Herbert Molloy Mason con The Rise of the Luftwaffe, 1918-1940
“The campaign in Poland proved the Luftwaffe to be the Wehrmacht’s loudest trumpet. The rest of the world… was stunned at the overrunning of sixty thousand miles of courageously defended terrain in only twenty-six days.”
In the winter of 1918, Germany’s conquerors set about rendering the Reich forever incapable of waging war.
The existing German Air Service of nearly 15,000 planes was to be scrapped - the treaty of Versailles would ensure that no military aircraft would ever be flown in Germany again.
But less than a generation later Europe shook before the threat of the Luftwaffe, believed to be the most powerful air force in the world.
The Rise of the Luftwaffe tells how it happened.
Denied warplane factories and flying schools in their homeland, the Germans built them in Russia and it was there that they trained an elite pilot corps.
At home state-sponsored gliding schemes gave a new generation of pilots their first taste of the air, and clandestine factories, ostensibly making perambulators or washing machines, turned out warplanes.
As confidence grew, and the actual restrictions on German aviation eased, so a new dimension was added to the bluff.
Germany’s re-occupation of the Rhineland was carried out under cover of planes lacking guns and ammunition; the Luftwaffe’s apparent capability was exaggerated by the use of stripped-down versions of fighters in speed-record attempts.
Now, instead of concealing the existence of their air power from the rest of Europe, the Germans were concealing its limitations.
Herbert Molloy Mason charts every step of the subterfuge and ingenuity by which the transformation was brought about.
He describes the pioneering of new developments such as the Stuka dive-bomber, and the proving of this secretly trained and created air force first in the Spanish Civil War and later against Poland and France.
At the same time he explodes some of the myths of German technical and organizational superiority: meddling by Hitler, bickering between designers and bureaucrats, and ineptitude by the morphine-addicted Goering cost the Luftwaffe a war-winning strategic bomber force and jet fighters even before World War II began.
Praise for Herbert Molloy Mason
‘Worth taking seriously.’ - Earl F. Ziemke

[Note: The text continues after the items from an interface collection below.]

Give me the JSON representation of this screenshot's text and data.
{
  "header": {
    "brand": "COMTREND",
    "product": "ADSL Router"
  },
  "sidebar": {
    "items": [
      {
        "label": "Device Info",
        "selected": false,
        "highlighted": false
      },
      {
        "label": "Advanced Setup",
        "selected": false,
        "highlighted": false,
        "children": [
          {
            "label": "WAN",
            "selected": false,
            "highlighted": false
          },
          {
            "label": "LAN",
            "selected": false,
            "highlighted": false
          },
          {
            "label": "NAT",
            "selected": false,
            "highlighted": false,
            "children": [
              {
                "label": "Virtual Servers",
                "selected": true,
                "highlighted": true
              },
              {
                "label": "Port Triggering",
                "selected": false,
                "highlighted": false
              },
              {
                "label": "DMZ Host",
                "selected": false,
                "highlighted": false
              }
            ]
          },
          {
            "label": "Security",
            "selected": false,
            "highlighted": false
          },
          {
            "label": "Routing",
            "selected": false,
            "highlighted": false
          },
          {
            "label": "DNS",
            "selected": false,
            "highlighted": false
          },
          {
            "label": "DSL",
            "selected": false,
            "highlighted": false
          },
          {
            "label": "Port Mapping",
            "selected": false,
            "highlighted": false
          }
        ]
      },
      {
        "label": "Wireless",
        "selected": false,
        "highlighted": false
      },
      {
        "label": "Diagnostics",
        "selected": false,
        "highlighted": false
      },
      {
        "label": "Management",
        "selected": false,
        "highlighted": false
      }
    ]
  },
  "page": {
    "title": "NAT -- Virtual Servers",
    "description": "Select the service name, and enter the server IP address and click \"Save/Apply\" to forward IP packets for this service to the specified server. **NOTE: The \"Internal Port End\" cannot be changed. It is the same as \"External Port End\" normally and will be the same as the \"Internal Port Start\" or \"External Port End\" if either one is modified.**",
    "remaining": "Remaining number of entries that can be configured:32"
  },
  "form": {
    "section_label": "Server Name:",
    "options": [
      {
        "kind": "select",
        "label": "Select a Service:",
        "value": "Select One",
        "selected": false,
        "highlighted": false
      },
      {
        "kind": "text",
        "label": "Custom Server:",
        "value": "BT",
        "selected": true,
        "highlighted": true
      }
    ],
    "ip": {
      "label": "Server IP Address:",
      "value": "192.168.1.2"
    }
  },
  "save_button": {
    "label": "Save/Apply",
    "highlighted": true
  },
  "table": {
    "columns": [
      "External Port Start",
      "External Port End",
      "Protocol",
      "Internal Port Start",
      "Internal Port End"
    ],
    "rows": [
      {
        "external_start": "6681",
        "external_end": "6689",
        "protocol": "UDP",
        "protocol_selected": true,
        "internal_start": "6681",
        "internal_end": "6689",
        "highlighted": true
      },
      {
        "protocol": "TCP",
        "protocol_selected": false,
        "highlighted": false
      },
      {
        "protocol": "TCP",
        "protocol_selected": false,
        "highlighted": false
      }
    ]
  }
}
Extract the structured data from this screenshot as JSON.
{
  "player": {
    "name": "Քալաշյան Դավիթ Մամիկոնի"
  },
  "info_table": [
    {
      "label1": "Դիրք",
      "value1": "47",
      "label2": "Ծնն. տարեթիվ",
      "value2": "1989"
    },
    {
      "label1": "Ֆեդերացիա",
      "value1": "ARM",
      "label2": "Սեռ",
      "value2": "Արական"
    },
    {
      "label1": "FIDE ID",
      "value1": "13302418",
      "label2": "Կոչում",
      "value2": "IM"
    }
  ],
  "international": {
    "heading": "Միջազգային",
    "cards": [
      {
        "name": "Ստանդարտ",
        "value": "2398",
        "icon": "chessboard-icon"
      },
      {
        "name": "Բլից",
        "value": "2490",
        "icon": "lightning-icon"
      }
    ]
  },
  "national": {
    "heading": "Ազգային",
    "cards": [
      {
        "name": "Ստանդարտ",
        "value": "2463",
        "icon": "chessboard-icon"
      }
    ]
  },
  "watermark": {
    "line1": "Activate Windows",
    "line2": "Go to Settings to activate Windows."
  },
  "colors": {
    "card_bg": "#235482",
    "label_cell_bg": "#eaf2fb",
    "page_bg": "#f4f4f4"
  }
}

Herbert Molloy Mason (1927-2013) was a noted writer of military history, and wrote sixteen books, including The Lafayette Escadrille and To Kill Hitler. He lived in San Antonio, Texas with his wife who was an artist.